In one of those long-forgotten stories of the post-World War II world, two Chinese nationalist armies ended up here. They were granted land and safety by the King of Thailand. In the 1970s, those Nationalist armies repaid the debt by fighting in the dirty guerrilla war against Thailand’s tribal communists.
As you approach Mae Salong from the north, it is a spectacular place with a huge gorge cutting off the town from the winding approach road. The market square is congested with Thai and Chinese tourist bric-a-brac stalls and food being sold in the spirit of a shared community.
Our guide, Nui, says the best Chinese steamed buns and noodles in all of Thailand can be found here. “It’s not all ‘burn-burn’ like Thai food. It’s a beautiful place for your stomach.”
So how did this piece of China come about? In 1949, as Mao Zedong and his communist armies marched southwards towards Kunming, two Kuomintang armies were trapped with their backs to the Burmese border.
In a series of bloody battles, they fought first the Burmese army and then the Chinese Communists to a standstill and retreated into the mountains of Thailand under a ceasefire agreed to by the Burmese.
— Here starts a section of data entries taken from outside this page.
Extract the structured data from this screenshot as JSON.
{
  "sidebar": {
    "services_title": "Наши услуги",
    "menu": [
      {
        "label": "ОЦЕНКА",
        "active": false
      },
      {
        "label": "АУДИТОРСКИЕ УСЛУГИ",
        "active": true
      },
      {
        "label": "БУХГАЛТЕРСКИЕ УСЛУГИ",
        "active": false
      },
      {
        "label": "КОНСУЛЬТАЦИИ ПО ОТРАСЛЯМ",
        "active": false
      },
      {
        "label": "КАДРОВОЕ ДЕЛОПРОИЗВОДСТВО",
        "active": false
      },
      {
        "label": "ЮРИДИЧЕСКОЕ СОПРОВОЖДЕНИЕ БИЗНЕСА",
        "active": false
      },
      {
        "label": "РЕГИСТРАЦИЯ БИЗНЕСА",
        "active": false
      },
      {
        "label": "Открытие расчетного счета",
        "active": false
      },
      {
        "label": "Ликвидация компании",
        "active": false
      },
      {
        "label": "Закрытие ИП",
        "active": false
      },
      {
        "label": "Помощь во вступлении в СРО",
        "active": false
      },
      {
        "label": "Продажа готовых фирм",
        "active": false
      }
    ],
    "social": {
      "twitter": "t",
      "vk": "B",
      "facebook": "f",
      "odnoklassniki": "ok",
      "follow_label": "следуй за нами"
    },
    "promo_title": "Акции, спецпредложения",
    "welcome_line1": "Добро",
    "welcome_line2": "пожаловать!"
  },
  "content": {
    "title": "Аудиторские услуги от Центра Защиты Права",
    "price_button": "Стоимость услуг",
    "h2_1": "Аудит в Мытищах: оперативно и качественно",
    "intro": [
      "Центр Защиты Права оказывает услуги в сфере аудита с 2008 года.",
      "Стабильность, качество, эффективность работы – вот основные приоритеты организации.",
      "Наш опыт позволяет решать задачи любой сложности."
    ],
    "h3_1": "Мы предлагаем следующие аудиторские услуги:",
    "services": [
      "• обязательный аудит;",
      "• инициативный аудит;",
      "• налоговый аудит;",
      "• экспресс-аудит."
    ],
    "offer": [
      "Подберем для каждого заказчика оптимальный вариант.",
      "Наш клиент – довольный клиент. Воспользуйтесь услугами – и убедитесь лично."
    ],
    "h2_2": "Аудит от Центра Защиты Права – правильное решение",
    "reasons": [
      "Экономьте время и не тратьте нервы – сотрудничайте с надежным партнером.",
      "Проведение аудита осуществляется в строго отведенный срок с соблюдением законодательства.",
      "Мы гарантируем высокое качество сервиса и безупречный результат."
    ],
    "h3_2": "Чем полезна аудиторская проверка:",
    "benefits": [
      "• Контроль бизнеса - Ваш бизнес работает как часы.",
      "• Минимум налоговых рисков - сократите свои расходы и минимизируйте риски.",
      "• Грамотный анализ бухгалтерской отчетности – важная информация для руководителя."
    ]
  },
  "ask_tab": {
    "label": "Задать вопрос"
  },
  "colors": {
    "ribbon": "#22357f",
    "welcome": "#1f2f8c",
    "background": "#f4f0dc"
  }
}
In 1953, a multi-national committee supervised the return of 7288 Kuomintang soldiers to Taiwan. Nui, who is in his early 60s, remembers the evacuation.
“We ran down in our bare feet to Chiang Rai’s airfield. There were planes taking off every minute and clouds, clouds of dust.”
That same year, the King of Thailand gave Mae Salong to the Chinese soldiers who had decided to stay. These last remnants of the two armies settled down and repaid the favour when they served in squads of 200 and joined the Thai government’s war against the Miao Communists in the Khao Ya mountains.
Today, Mae Salong is a peaceful place. Its temple boasts an excellent museum and a moving memorial hall dedicated to the Kuomintang veterans who died in this remote place.
Mae Salong can be reached by a two-hour drive along steep and winding mountain roads from Chiang Rai.
A day’s guided tour from Chiang Rai will cost about $35. And that famous Chinese noodle lunch sets you back a mere $2.